CAft chairman Age Bakker: “The LAft deficit limit was met in 2015; in 2016 the focus should be on structural strengthening of public finance”
ORANJESTAD - On March 15th, 2016 the Board of financial supervision Aruba (CAft), which is exerting financial supervision as per August 1st, 2015, paid a visit to Aruba, and the purpose was the rendering of account over the 2015 budget and the progress of the 2016 budget. According to the CAft chairman Age Bakker, Aruba managed to meet the deficit limit as stated in the National Ordinance financial supervision (LAft). This was related though to considerable incidental windfalls, which means that the structural challenges still remain. The Board pointed out that for 2016 it is necessary to get at an earlier point in the year a deeper insight in the way the financial situation of Aruba is developing. The first opportunity to realize this is in May, when additional advice is given on the 2016 budget. Furthermore the probable re-opening of the refinery has a substantial effect on the budget. The Board has advised to make an analysis for the budget covering the revenues and the risks for the budget, including the potential environmental impact. Previously the Board has advised the Kingdom Council of Ministers to endorse a USD 100 million loan for Aruba.

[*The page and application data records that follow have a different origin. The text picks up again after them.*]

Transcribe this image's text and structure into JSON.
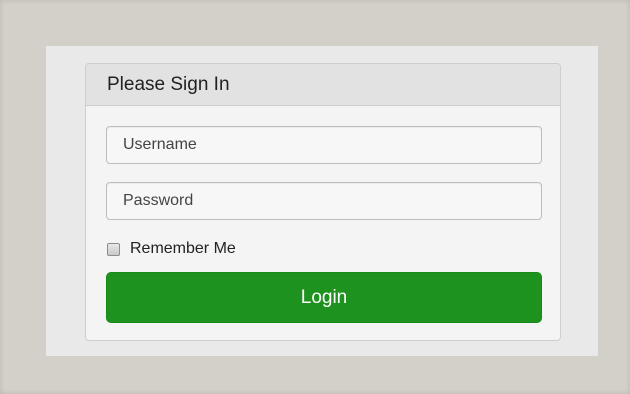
{
  "login_panel": {
    "heading": "Please Sign In",
    "username_placeholder": "Username",
    "username_value": "",
    "password_placeholder": "Password",
    "password_value": "",
    "remember_me_label": "Remember Me",
    "remember_me_checked": false,
    "login_button_label": "Login"
  },
  "colors": {
    "backdrop": "#d3d0c9",
    "page_area": "#e9e9e9",
    "panel_heading_bg": "#e2e2e2",
    "login_button": "#1e921e"
  }
}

During the visit to Aruba, the CAft, consisting of chairman and Board member Age Bakker and the Board members Sybilla Dekker and Robert Croes, conferred with various parties. During the visits to the Governor, the Minister of Finance, the Council of Ministers and the Committee on Financial and Economic Affairs of the Aruba Parliament and the Aruba Central Bank (CBA), amongst others the progress of the rendering of account over the execution of the 2015 budget and the further evaluation of the 2016 budget in May 2016 were discussed. Another matter was the 2017 budget that is currently being prepared, and which in line with the current schedule should be submitted in a timely fashion and in compliance with the domestic legislation. During the visit the Board was also informed on the developments regarding the refinery, the social funds and the developments in tourism.
According to the agreements reached in December 2016 between CAft and Aruba, a further evaluation of the 2016 budget shall take place in May. The realization figures of the first quarter of 2016 will be assessed. By then it will be clear if and when the re-opening of the San Nicolas refinery shall take place. It is expected that this re-opening will provide for an influx of direct and indirect funds in the state treasury. The government expects that because of this influx, any setbacks which CAft has warned against in its opinions, will be fully absorbed in the 2016 budget. The Board emphasizes that in order to ensure a proper assessment of the financial and economic impact of the reopening of the refinery, it will need timely access to the contracts in which these estimated funds are included. Additionally the Board advises to produce a risk analysis in which possible costs for the budget are calculated. These are costs that may result from a selected construction, based on which Aruba will be the owner of the oil refinery and thus responsible for potential costs related to negative environmental impact. Especially to deal with the refinancing of maturing loans, Aruba shall contract a USD 100 million loan on the international market. The Kingdom Council of Ministers has endorsed this loan on March 11th, after having received a positive advice from the CAft to that effect.
Fourth execution report 2015
The figures in the fourth execution report show that Aruba closed the year 2015 with a deficit of 2.0% of its GDP. Considering that according to the LAft the deficit limit of 3.7% of the GDP for 2015 relates to the collective sector of Aruba, the CAft has corrected the realization of Aruba for one specific transaction, namely the cancellation of the debt of Aruba to the Social Insurance Bank (SVb) of ANW 60 million, which in fact has no effect on the deficit of the collective sector of Aruba. Taking this correction into account, the preliminary realization of Aruba is 3.2% of the GDP. However, it is relevant to point out that with the introduction of the VAS, revenues from the profit tax that otherwise would have materialized in 2016 have now been advanced, resulting in an incidental excess income in 2015. These incidental windfalls differentiate the underlying picture, thereby making it clear that the structural challenges still remain. Additionally, caution is required when interpreting the execution figures, considering the quality of the financial management and the fact that the GDP estimate of the Aruba Central Bank (CBA) which was applied, is of April 2015. The Board has requested the Central Bank of Aruba to update the GDP realizations and forecasts at regular intervals, if possible.